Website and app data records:
+ + + + +

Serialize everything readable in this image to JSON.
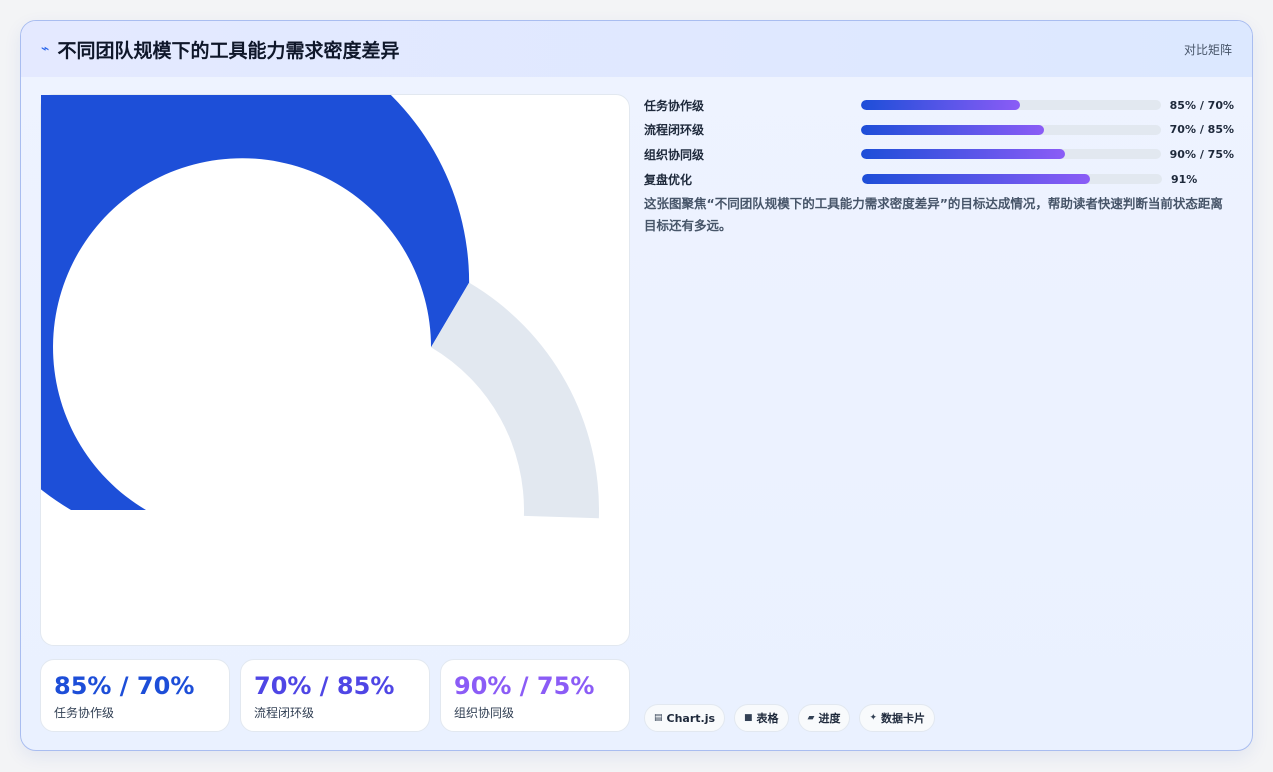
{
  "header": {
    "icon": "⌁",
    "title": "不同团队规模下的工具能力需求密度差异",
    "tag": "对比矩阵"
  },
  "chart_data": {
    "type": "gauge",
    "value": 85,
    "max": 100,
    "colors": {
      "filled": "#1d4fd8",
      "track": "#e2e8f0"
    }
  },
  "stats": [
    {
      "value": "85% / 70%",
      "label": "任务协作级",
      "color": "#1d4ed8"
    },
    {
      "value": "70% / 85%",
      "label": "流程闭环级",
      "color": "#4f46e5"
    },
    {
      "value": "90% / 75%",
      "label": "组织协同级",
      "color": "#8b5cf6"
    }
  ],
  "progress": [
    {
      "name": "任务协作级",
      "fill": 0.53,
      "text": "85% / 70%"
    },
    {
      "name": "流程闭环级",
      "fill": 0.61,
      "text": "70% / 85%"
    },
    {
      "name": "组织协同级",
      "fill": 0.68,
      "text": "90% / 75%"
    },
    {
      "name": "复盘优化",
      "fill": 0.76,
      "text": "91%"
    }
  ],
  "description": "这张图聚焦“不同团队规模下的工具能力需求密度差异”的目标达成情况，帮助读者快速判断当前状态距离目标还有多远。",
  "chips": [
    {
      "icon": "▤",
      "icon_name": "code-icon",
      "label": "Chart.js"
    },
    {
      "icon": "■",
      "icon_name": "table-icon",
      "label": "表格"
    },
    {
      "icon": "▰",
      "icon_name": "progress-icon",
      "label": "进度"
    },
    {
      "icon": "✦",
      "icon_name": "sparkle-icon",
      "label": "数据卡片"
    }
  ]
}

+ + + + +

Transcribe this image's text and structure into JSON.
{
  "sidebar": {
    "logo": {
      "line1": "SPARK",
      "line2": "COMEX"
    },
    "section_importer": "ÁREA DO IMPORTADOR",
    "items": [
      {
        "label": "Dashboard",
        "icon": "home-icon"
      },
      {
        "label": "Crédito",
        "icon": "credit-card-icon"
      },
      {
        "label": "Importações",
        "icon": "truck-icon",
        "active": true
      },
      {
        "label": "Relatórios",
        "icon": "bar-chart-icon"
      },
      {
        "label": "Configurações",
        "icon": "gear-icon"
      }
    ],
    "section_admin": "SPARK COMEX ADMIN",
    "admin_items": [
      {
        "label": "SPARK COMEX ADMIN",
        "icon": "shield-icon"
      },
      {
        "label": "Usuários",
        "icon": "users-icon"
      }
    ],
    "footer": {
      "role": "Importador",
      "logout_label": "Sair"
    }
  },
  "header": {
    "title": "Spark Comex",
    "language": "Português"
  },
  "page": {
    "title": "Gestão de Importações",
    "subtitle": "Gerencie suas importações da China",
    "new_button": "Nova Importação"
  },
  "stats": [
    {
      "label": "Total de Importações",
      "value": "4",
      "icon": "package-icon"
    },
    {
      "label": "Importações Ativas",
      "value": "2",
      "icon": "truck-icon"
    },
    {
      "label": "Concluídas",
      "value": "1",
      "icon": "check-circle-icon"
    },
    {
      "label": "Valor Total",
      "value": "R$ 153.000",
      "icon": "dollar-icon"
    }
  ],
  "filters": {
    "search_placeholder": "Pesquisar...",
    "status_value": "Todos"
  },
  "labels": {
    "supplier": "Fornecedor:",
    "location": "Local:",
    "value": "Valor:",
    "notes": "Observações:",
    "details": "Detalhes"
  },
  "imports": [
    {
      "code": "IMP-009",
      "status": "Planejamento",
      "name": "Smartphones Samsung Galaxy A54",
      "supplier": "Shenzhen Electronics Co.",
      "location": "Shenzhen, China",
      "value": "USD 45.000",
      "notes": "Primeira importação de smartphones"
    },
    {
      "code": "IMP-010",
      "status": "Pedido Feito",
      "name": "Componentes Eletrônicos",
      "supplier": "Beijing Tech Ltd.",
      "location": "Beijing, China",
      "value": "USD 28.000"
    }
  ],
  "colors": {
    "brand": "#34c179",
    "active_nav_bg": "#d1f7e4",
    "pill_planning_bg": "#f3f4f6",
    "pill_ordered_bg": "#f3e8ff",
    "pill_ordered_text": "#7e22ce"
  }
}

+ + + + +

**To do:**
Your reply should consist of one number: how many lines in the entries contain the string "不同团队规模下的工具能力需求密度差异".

**Final answer:**
2